Don’t Sleep, There Are Snakes!

Posted on May 16th, 2010by Michelle
In Culture, Indigenous languages, Research | 1 Comment »

don't sleepFollowing on from my last post about books on language, I’ve just finished reading Daniel Everett’s Don’t Sleep, There Are Snakes.

Everett was a Christian missionary who intended to convert a small tribe of Amazonians called the Pirahã. The book traces a large part of his life as he lives with the Pirahã tribe and learns their language.

The book is split into two sections, with the first half focussing on Pirahã life and Everett’s experiences of living with them, and the second half on linguistic theory. Whilst for me it sometimes got a bit too technical in the second half, it’s well worth the effort to learn about the conclusions Everett has come to about the impact of culture on language, something that is not just applicable to the Pirahã, but all of us.

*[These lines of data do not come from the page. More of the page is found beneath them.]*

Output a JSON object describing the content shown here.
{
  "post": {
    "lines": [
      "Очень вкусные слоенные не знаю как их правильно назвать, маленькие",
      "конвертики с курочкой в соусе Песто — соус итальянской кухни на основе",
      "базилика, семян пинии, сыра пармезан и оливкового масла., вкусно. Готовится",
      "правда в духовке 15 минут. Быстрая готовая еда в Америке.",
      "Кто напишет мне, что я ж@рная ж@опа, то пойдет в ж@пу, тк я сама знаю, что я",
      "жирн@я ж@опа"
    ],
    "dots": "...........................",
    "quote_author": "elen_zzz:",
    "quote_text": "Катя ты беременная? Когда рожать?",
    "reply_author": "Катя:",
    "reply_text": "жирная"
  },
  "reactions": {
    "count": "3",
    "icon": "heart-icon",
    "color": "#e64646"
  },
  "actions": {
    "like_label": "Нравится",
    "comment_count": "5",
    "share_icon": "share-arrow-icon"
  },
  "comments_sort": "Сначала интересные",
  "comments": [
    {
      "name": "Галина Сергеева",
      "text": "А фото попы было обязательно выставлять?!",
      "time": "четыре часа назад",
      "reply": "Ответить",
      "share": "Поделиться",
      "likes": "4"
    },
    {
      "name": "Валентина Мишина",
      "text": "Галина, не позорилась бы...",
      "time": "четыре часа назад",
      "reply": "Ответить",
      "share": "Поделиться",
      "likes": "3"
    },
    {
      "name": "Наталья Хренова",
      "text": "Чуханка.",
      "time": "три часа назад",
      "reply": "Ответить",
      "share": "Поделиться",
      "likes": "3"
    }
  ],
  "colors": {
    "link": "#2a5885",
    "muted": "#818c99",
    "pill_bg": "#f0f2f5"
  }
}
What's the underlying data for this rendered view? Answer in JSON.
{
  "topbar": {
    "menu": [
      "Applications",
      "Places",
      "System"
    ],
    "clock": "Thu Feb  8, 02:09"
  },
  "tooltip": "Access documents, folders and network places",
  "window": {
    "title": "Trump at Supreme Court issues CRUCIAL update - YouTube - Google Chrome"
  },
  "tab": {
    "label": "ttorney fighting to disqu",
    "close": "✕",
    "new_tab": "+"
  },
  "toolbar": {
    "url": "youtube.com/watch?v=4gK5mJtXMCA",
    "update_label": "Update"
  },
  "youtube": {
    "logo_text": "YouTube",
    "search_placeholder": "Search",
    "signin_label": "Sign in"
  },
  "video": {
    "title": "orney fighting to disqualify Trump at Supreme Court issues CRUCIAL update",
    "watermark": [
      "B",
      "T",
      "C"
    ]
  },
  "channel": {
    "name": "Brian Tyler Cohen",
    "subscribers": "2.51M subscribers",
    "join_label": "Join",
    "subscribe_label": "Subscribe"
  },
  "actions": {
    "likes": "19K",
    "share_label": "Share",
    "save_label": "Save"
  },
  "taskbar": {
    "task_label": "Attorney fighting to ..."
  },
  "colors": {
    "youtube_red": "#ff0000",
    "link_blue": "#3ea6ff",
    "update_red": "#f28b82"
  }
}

Has anyone else read the book? What did you think?

Teenage speak

Posted on April 30th, 2010by Michelle
In English, Research, Slang, Technology | Leave a Comment »

Interesting article in the Telegraph with a sub-heading boldly stating that teenagers are creating “a secret language to stop adults knowing what they are up to”.

Reading the rest of the text, it’s hard to grasp what all the fuss is about – surely teenagers have been creating new slang to communicate for a very long time? The only new aspect is the use of social networking sites.

Lisa Whittaker, a postgraduate student at the University of Stirling, who studied teens aged 16-18 on Bebo in Scotland, said the slang had been created to keep their activities private, and cited the example of one young girl who was sacked after bosses found pictures of her drinking on the website.

“Young people often distort the languages they use by making the pages difficult for those unfamiliar with the distortions and colloquialisms.,” she said.

“The language used on Bebo seems to go beyond abbreviations that are commonly used in text messaging, such as removing all the vowels.

“This is not just bad spelling, which would suggest literacy issues, but a deliberate attempt to creatively misspell words.

I guess at least this research puts to rest fears that the internet and texting are producing bad spellers – they’re just being creative!